It does so by creating a parallel liability regime for “Online Content Sharing Service Providers” (OCSSPs) that strongly incentivises them to employ technological measures that “prevent the availability on [their] services of unauthorised works or other subject-matter identified by rightholders”. Or put into plain language: OCSSPs need to employ content filtering technology or they are liable for copyright infringements of their users (which is a risk that no platform operator will be willing to take on).

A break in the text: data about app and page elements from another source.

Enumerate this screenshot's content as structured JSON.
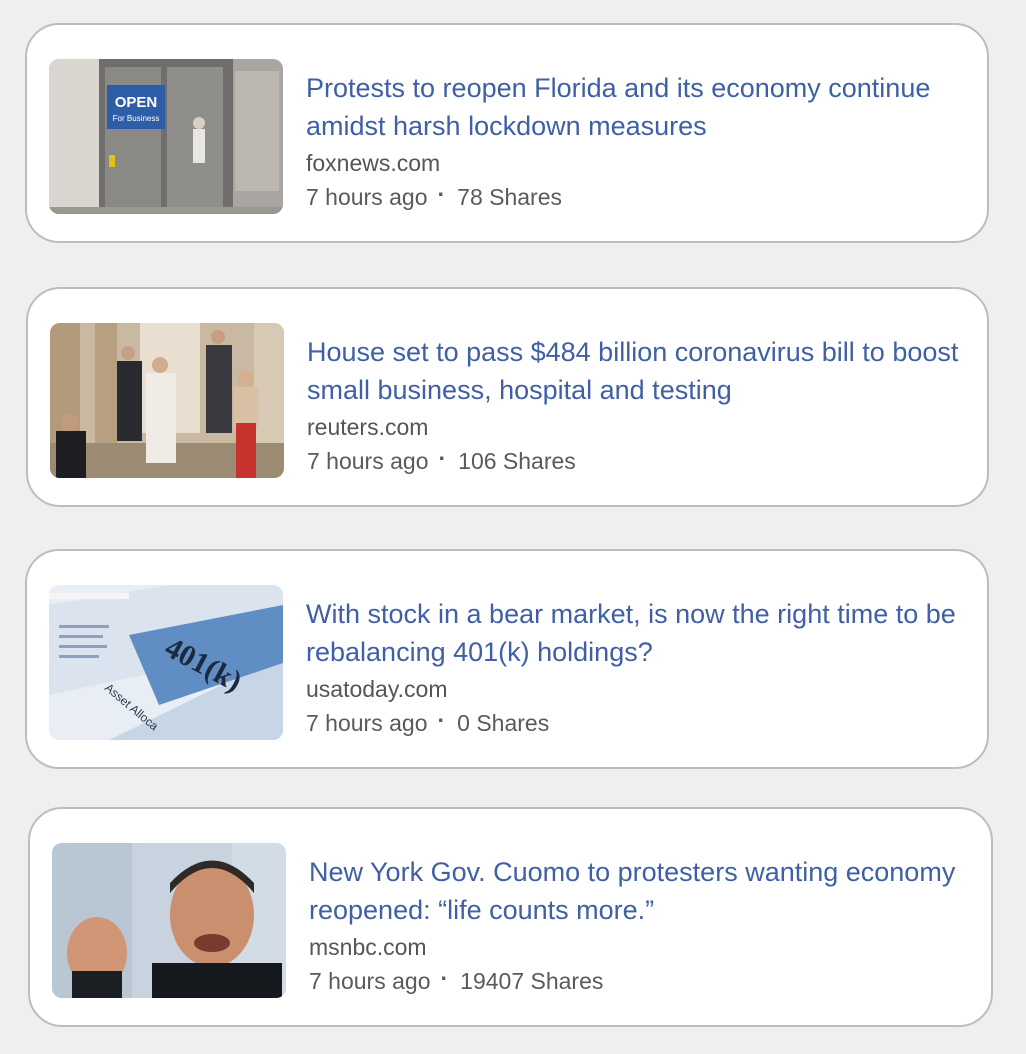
{
  "articles": [
    {
      "title": "Protests to reopen Florida and its economy continue amidst harsh lockdown measures",
      "source": "foxnews.com",
      "time": "7 hours ago",
      "separator": "·",
      "shares": "78 Shares",
      "image_sign": {
        "big": "OPEN",
        "small": "For Business"
      }
    },
    {
      "title": "House set to pass $484 billion coronavirus bill to boost small business, hospital and testing",
      "source": "reuters.com",
      "time": "7 hours ago",
      "separator": "·",
      "shares": "106 Shares"
    },
    {
      "title": "With stock in a bear market, is now the right time to be rebalancing 401(k) holdings?",
      "source": "usatoday.com",
      "time": "7 hours ago",
      "separator": "·",
      "shares": "0 Shares",
      "image_text": {
        "main": "401(k)",
        "sub": "Asset Alloca"
      }
    },
    {
      "title": "New York Gov. Cuomo to protesters wanting economy reopened: “life counts more.”",
      "source": "msnbc.com",
      "time": "7 hours ago",
      "separator": "·",
      "shares": "19407 Shares"
    }
  ],
  "colors": {
    "title": "#3f5fa6",
    "meta": "#5a5a5a",
    "card_border": "#bdbdbd",
    "background": "#efefef"
  }
}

What the Member States fail to understand (and what the members of both LIBE and IMCO seem to have gasped) is that open online platforms are much more than just convenient content distribution platforms for big rightsholders: they are the space where an increasingly diverse field of creators and consumers meet each other to explore, create, remix and discover culture. Requiring these platforms to behave in accordance to the perceived needs of big rights holders, as laid down in the Commission’s proposal or the new Council text will kill off what makes these platforms special and misunderstands their importance to contemporary cultural production.
Member States must understand that by following the demands of rightsholders they are risking to put online platforms into a straightjacket that robs them of all the aspects that make them unique. Apart from the legacy intermediaries who mourn the time when they were in full control of the distribution mechanisms for culture, no one wants to turn the internet into a lame copy the broadcast mediums that shaped how we could access and interact with culture during the second half of the 20th century (the internet is more than a high resolution version of the glorious minitel).